* [Supplied entries]
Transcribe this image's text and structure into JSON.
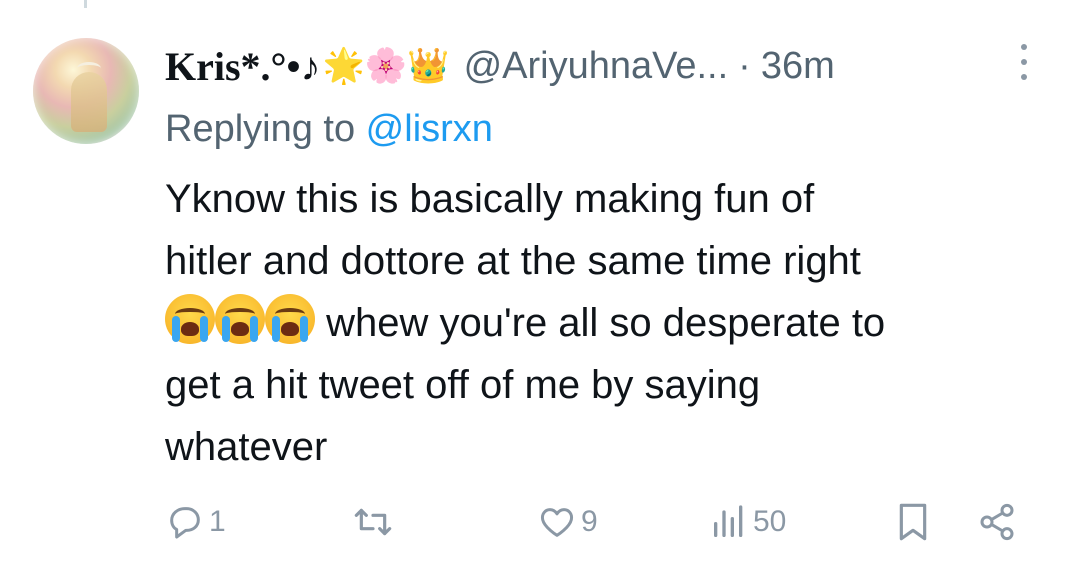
{
  "tweet": {
    "display_name": "Kris*.°•♪",
    "name_emoji": "🌟🌸👑",
    "handle": "@AriyuhnaVe...",
    "separator": "·",
    "time": "36m",
    "replying_prefix": "Replying to ",
    "replying_to": "@lisrxn",
    "text_line1": "Yknow this is basically making fun of",
    "text_line2": "hitler and dottore at the same time right",
    "text_line3": " whew you're all so desperate to",
    "text_line4": "get a hit tweet off of me by saying",
    "text_line5": "whatever",
    "emoji_names": [
      "crying-face-icon",
      "crying-face-icon",
      "crying-face-icon"
    ]
  },
  "actions": {
    "reply_count": "1",
    "retweet_count": "",
    "like_count": "9",
    "views_count": "50"
  },
  "colors": {
    "text": "#0f1419",
    "muted": "#536471",
    "icon": "#8b98a5",
    "link": "#1d9bf0"
  }
}
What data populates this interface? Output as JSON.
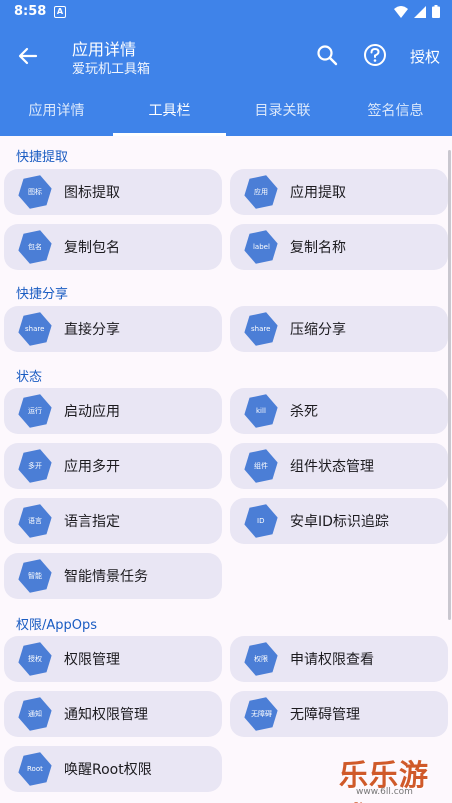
{
  "status_bar": {
    "time": "8:58",
    "notif_letter": "A"
  },
  "app_bar": {
    "title": "应用详情",
    "subtitle": "爱玩机工具箱",
    "action_label": "授权"
  },
  "tabs": [
    "应用详情",
    "工具栏",
    "目录关联",
    "签名信息"
  ],
  "active_tab": 1,
  "sections": [
    {
      "title": "快捷提取",
      "items": [
        {
          "icon_text": "图标",
          "label": "图标提取"
        },
        {
          "icon_text": "应用",
          "label": "应用提取"
        },
        {
          "icon_text": "包名",
          "label": "复制包名"
        },
        {
          "icon_text": "label",
          "label": "复制名称"
        }
      ]
    },
    {
      "title": "快捷分享",
      "items": [
        {
          "icon_text": "share",
          "label": "直接分享"
        },
        {
          "icon_text": "share",
          "label": "压缩分享"
        }
      ]
    },
    {
      "title": "状态",
      "items": [
        {
          "icon_text": "运行",
          "label": "启动应用"
        },
        {
          "icon_text": "kill",
          "label": "杀死"
        },
        {
          "icon_text": "多开",
          "label": "应用多开"
        },
        {
          "icon_text": "组件",
          "label": "组件状态管理"
        },
        {
          "icon_text": "语言",
          "label": "语言指定"
        },
        {
          "icon_text": "ID",
          "label": "安卓ID标识追踪"
        },
        {
          "icon_text": "智能",
          "label": "智能情景任务"
        }
      ]
    },
    {
      "title": "权限/AppOps",
      "items": [
        {
          "icon_text": "授权",
          "label": "权限管理"
        },
        {
          "icon_text": "权限",
          "label": "申请权限查看"
        },
        {
          "icon_text": "通知",
          "label": "通知权限管理"
        },
        {
          "icon_text": "无障碍",
          "label": "无障碍管理"
        },
        {
          "icon_text": "Root",
          "label": "唤醒Root权限"
        }
      ]
    }
  ],
  "watermark": {
    "brand": "乐乐游戏",
    "url": "www.6ll.com"
  }
}
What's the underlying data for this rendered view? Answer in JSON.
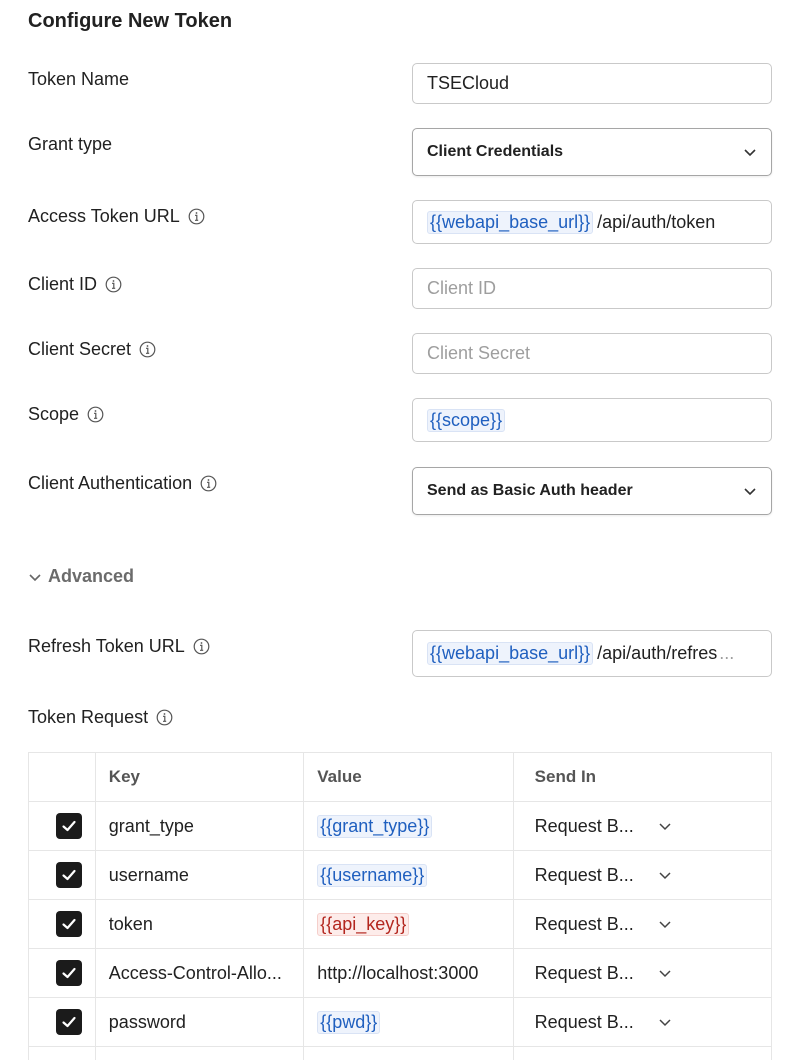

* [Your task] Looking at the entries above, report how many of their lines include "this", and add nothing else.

* [Expected output] 4